Return only the number of lines in the data below where the word "label" appears.

Provided records:
=====
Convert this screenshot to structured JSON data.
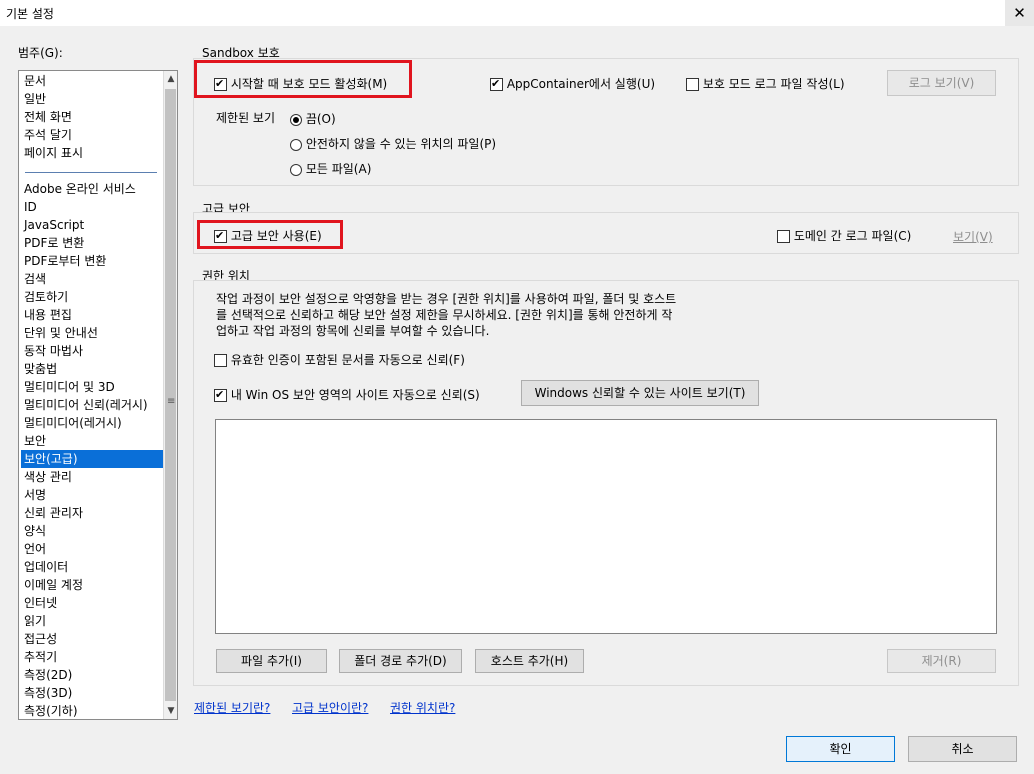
{
  "window": {
    "title": "기본 설정",
    "close_icon": "close-icon"
  },
  "categories": {
    "label": "범주(G):",
    "top_items": [
      "문서",
      "일반",
      "전체 화면",
      "주석 달기",
      "페이지 표시"
    ],
    "items": [
      "Adobe 온라인 서비스",
      "ID",
      "JavaScript",
      "PDF로 변환",
      "PDF로부터 변환",
      "검색",
      "검토하기",
      "내용 편집",
      "단위 및 안내선",
      "동작 마법사",
      "맞춤법",
      "멀티미디어 및 3D",
      "멀티미디어 신뢰(레거시)",
      "멀티미디어(레거시)",
      "보안",
      "보안(고급)",
      "색상 관리",
      "서명",
      "신뢰 관리자",
      "양식",
      "언어",
      "업데이터",
      "이메일 계정",
      "인터넷",
      "읽기",
      "접근성",
      "추적기",
      "측정(2D)",
      "측정(3D)",
      "측정(기하)"
    ],
    "selected": "보안(고급)"
  },
  "sandbox": {
    "title": "Sandbox 보호",
    "protected_mode": {
      "label": "시작할 때 보호 모드 활성화(M)",
      "checked": true
    },
    "app_container": {
      "label": "AppContainer에서 실행(U)",
      "checked": true
    },
    "log_file": {
      "label": "보호 모드 로그 파일 작성(L)",
      "checked": false
    },
    "view_log_button": "로그 보기(V)",
    "protected_view": {
      "label": "제한된 보기",
      "options": [
        "끔(O)",
        "안전하지 않을 수 있는 위치의 파일(P)",
        "모든 파일(A)"
      ],
      "selected_index": 0
    }
  },
  "enhanced": {
    "title": "고급 보안",
    "enable": {
      "label": "고급 보안 사용(E)",
      "checked": true
    },
    "cross_domain": {
      "label": "도메인 간 로그 파일(C)",
      "checked": false
    },
    "view_link": "보기(V)"
  },
  "privileged": {
    "title": "권한 위치",
    "desc_lines": [
      "작업 과정이 보안 설정으로 악영향을 받는 경우 [권한 위치]를 사용하여 파일, 폴더 및 호스트",
      "를 선택적으로 신뢰하고 해당 보안 설정 제한을 무시하세요. [권한 위치]를 통해 안전하게 작",
      "업하고 작업 과정의 항목에 신뢰를 부여할 수 있습니다."
    ],
    "trust_certified": {
      "label": "유효한 인증이 포함된 문서를 자동으로 신뢰(F)",
      "checked": false
    },
    "trust_os": {
      "label": "내 Win OS 보안 영역의 사이트 자동으로 신뢰(S)",
      "checked": true
    },
    "view_sites_button": "Windows 신뢰할 수 있는 사이트 보기(T)",
    "add_file_button": "파일 추가(I)",
    "add_folder_button": "폴더 경로 추가(D)",
    "add_host_button": "호스트 추가(H)",
    "remove_button": "제거(R)"
  },
  "help_links": [
    "제한된 보기란?",
    "고급 보안이란?",
    "권한 위치란?"
  ],
  "footer": {
    "ok": "확인",
    "cancel": "취소"
  },
  "colors": {
    "selection": "#0a6fd8",
    "highlight_box": "#e0141e",
    "link": "#0033cc"
  }
}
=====
Solution for this problem: 9